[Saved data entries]
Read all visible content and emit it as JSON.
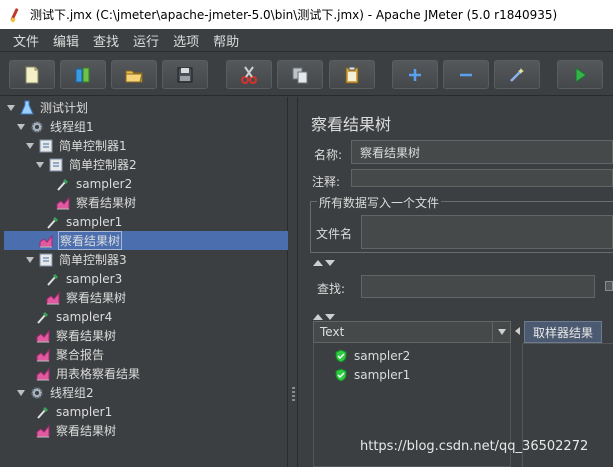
{
  "window": {
    "title": "测试下.jmx (C:\\jmeter\\apache-jmeter-5.0\\bin\\测试下.jmx) - Apache JMeter (5.0 r1840935)"
  },
  "menu": [
    "文件",
    "编辑",
    "查找",
    "运行",
    "选项",
    "帮助"
  ],
  "toolbar": {
    "buttons": [
      "new-icon",
      "templates-icon",
      "open-icon",
      "save-icon",
      "cut-icon",
      "copy-icon",
      "paste-icon",
      "expand-icon",
      "collapse-icon",
      "toggle-icon",
      "start-icon"
    ]
  },
  "tree": {
    "nodes": [
      {
        "label": "测试计划",
        "icon": "test-plan-icon"
      },
      {
        "label": "线程组1",
        "icon": "thread-group-icon"
      },
      {
        "label": "简单控制器1",
        "icon": "controller-icon"
      },
      {
        "label": "简单控制器2",
        "icon": "controller-icon"
      },
      {
        "label": "sampler2",
        "icon": "sampler-icon"
      },
      {
        "label": "察看结果树",
        "icon": "listener-icon"
      },
      {
        "label": "sampler1",
        "icon": "sampler-icon"
      },
      {
        "label": "察看结果树",
        "icon": "listener-icon",
        "selected": true
      },
      {
        "label": "简单控制器3",
        "icon": "controller-icon"
      },
      {
        "label": "sampler3",
        "icon": "sampler-icon"
      },
      {
        "label": "察看结果树",
        "icon": "listener-icon"
      },
      {
        "label": "sampler4",
        "icon": "sampler-icon"
      },
      {
        "label": "察看结果树",
        "icon": "listener-icon"
      },
      {
        "label": "聚合报告",
        "icon": "listener-icon"
      },
      {
        "label": "用表格察看结果",
        "icon": "listener-icon"
      },
      {
        "label": "线程组2",
        "icon": "thread-group-icon"
      },
      {
        "label": "sampler1",
        "icon": "sampler-icon"
      },
      {
        "label": "察看结果树",
        "icon": "listener-icon"
      }
    ]
  },
  "panel": {
    "title": "察看结果树",
    "name_label": "名称:",
    "name_value": "察看结果树",
    "comment_label": "注释:",
    "comment_value": "",
    "file_group_title": "所有数据写入一个文件",
    "filename_label": "文件名",
    "filename_value": "",
    "search_label": "查找:",
    "search_value": "",
    "renderer_select": "Text",
    "results": [
      "sampler2",
      "sampler1"
    ],
    "tab_label": "取样器结果"
  },
  "watermark": "https://blog.csdn.net/qq_36502272",
  "colors": {
    "background": "#3c3f41",
    "selection": "#4b6eaf",
    "success": "#2ecc40"
  }
}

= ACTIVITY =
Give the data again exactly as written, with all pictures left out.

= ANSWER FOR THE TASK =
Read all visible content and emit it as JSON.
{
  "window": {
    "title": "测试下.jmx (C:\\jmeter\\apache-jmeter-5.0\\bin\\测试下.jmx) - Apache JMeter (5.0 r1840935)"
  },
  "menu": [
    "文件",
    "编辑",
    "查找",
    "运行",
    "选项",
    "帮助"
  ],
  "toolbar": {
    "buttons": [
      "new-icon",
      "templates-icon",
      "open-icon",
      "save-icon",
      "cut-icon",
      "copy-icon",
      "paste-icon",
      "expand-icon",
      "collapse-icon",
      "toggle-icon",
      "start-icon"
    ]
  },
  "tree": {
    "nodes": [
      {
        "label": "测试计划",
        "icon": "test-plan-icon"
      },
      {
        "label": "线程组1",
        "icon": "thread-group-icon"
      },
      {
        "label": "简单控制器1",
        "icon": "controller-icon"
      },
      {
        "label": "简单控制器2",
        "icon": "controller-icon"
      },
      {
        "label": "sampler2",
        "icon": "sampler-icon"
      },
      {
        "label": "察看结果树",
        "icon": "listener-icon"
      },
      {
        "label": "sampler1",
        "icon": "sampler-icon"
      },
      {
        "label": "察看结果树",
        "icon": "listener-icon",
        "selected": true
      },
      {
        "label": "简单控制器3",
        "icon": "controller-icon"
      },
      {
        "label": "sampler3",
        "icon": "sampler-icon"
      },
      {
        "label": "察看结果树",
        "icon": "listener-icon"
      },
      {
        "label": "sampler4",
        "icon": "sampler-icon"
      },
      {
        "label": "察看结果树",
        "icon": "listener-icon"
      },
      {
        "label": "聚合报告",
        "icon": "listener-icon"
      },
      {
        "label": "用表格察看结果",
        "icon": "listener-icon"
      },
      {
        "label": "线程组2",
        "icon": "thread-group-icon"
      },
      {
        "label": "sampler1",
        "icon": "sampler-icon"
      },
      {
        "label": "察看结果树",
        "icon": "listener-icon"
      }
    ]
  },
  "panel": {
    "title": "察看结果树",
    "name_label": "名称:",
    "name_value": "察看结果树",
    "comment_label": "注释:",
    "comment_value": "",
    "file_group_title": "所有数据写入一个文件",
    "filename_label": "文件名",
    "filename_value": "",
    "search_label": "查找:",
    "search_value": "",
    "renderer_select": "Text",
    "results": [
      "sampler2",
      "sampler1"
    ],
    "tab_label": "取样器结果"
  },
  "watermark": "https://blog.csdn.net/qq_36502272",
  "colors": {
    "background": "#3c3f41",
    "selection": "#4b6eaf",
    "success": "#2ecc40"
  }
}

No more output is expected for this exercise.